Filter the data for "date" and copy matching lines.

+ + + + +

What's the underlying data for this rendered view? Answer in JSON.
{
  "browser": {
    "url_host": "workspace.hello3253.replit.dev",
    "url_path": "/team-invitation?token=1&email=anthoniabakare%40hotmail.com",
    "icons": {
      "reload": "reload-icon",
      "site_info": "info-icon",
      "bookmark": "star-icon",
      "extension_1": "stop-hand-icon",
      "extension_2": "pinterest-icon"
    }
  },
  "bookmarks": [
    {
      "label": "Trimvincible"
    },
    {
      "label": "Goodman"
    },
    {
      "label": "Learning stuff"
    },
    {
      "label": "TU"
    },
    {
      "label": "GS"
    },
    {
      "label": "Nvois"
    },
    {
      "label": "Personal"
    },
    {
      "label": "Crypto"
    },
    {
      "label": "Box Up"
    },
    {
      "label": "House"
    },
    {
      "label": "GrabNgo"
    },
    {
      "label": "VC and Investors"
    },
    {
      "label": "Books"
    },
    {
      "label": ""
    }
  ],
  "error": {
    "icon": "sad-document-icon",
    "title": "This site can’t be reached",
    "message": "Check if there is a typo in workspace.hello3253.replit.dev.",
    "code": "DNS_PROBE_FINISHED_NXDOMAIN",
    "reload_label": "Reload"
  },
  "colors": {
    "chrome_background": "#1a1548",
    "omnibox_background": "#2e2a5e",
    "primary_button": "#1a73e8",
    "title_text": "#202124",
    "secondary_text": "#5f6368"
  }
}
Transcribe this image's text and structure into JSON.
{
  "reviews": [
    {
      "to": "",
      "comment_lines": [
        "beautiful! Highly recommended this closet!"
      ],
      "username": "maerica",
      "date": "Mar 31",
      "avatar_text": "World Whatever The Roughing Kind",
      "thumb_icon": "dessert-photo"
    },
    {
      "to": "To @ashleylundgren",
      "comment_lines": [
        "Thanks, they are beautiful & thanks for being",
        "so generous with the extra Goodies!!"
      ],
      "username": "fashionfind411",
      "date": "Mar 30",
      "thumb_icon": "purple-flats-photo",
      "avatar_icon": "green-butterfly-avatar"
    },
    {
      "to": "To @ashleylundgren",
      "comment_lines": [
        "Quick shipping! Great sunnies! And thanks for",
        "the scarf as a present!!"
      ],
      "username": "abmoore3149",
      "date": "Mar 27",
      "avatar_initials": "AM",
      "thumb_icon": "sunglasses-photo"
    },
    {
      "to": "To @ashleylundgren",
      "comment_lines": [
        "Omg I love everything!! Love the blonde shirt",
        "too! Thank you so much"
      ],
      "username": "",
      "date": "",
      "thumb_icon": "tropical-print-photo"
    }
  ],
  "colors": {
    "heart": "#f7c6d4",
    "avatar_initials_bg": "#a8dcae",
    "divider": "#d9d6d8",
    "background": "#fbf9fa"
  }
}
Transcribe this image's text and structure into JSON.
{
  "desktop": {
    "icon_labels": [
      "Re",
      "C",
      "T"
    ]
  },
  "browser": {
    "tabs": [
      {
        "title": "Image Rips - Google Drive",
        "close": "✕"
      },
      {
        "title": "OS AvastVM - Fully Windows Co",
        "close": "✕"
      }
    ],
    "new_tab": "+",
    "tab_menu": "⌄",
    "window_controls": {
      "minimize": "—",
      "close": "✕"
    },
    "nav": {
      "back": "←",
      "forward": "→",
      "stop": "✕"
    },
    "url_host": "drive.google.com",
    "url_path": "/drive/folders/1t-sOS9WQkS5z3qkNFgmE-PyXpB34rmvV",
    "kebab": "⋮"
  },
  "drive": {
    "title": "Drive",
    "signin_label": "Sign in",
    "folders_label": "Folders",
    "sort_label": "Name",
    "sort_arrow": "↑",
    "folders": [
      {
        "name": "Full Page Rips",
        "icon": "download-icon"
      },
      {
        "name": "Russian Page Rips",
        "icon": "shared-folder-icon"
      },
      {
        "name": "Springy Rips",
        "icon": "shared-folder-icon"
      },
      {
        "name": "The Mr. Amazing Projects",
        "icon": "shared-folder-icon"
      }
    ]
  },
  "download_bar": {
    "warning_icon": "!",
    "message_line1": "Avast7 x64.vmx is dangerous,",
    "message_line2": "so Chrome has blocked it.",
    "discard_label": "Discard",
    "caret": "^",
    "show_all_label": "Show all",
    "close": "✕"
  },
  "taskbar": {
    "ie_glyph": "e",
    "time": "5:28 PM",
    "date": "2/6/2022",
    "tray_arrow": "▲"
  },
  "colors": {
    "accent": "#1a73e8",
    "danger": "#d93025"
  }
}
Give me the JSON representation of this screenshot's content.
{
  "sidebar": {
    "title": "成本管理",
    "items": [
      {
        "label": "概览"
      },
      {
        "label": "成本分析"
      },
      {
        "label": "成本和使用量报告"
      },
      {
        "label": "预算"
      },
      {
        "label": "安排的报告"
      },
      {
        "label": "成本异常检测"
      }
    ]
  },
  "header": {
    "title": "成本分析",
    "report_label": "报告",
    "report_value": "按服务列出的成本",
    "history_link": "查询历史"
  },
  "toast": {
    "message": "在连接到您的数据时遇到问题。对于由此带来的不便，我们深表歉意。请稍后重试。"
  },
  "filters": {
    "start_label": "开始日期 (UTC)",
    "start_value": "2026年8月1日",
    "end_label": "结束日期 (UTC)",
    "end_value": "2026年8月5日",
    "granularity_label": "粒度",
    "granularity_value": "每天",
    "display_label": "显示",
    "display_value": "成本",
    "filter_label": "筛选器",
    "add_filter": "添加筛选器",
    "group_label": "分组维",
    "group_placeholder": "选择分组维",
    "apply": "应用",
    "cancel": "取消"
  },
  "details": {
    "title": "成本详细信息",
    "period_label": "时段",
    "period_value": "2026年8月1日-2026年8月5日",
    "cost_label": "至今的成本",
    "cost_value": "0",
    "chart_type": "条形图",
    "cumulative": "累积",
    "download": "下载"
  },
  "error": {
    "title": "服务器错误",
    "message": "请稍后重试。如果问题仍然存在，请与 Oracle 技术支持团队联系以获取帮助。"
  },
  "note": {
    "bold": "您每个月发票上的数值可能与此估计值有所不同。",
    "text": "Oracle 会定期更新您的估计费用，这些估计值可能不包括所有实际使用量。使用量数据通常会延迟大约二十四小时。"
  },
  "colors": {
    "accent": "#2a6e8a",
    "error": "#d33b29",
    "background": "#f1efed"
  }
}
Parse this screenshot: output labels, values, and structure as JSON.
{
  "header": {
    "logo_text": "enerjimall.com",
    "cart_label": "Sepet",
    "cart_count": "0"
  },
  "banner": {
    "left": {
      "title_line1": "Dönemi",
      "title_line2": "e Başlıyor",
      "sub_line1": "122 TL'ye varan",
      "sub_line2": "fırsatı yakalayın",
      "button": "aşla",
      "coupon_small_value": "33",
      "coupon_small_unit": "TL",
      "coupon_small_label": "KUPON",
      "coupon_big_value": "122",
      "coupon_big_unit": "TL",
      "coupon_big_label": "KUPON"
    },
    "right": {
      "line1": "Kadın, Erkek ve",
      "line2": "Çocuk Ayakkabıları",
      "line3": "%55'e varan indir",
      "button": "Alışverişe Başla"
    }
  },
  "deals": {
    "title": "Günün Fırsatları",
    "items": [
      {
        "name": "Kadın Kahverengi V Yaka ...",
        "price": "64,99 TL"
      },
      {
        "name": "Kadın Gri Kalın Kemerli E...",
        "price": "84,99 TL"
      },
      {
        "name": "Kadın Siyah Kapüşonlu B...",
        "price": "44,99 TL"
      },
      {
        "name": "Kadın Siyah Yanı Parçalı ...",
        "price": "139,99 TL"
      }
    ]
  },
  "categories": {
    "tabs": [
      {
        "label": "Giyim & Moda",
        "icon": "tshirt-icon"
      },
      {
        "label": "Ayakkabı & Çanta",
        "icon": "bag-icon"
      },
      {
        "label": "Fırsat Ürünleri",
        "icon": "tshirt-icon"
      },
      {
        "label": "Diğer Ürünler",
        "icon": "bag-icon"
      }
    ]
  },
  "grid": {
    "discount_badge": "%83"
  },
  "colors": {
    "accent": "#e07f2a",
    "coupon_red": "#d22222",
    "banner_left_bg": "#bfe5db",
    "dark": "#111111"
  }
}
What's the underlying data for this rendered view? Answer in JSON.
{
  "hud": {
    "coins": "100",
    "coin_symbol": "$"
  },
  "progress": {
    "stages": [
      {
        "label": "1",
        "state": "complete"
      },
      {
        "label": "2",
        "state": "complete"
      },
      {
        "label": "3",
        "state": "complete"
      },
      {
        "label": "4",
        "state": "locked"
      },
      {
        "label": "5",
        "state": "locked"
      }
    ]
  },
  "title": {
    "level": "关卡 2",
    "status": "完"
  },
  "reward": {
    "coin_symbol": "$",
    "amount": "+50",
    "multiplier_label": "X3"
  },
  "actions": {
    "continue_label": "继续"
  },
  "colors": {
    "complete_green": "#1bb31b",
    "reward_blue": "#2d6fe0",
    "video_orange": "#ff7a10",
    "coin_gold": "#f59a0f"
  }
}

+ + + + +

• **SOLUTION TO THIS EXERCISE**
      "date": "Mar 31",
      "date": "Mar 30",
      "date": "Mar 27",
      "date": "",
    "date": "2/6/2022",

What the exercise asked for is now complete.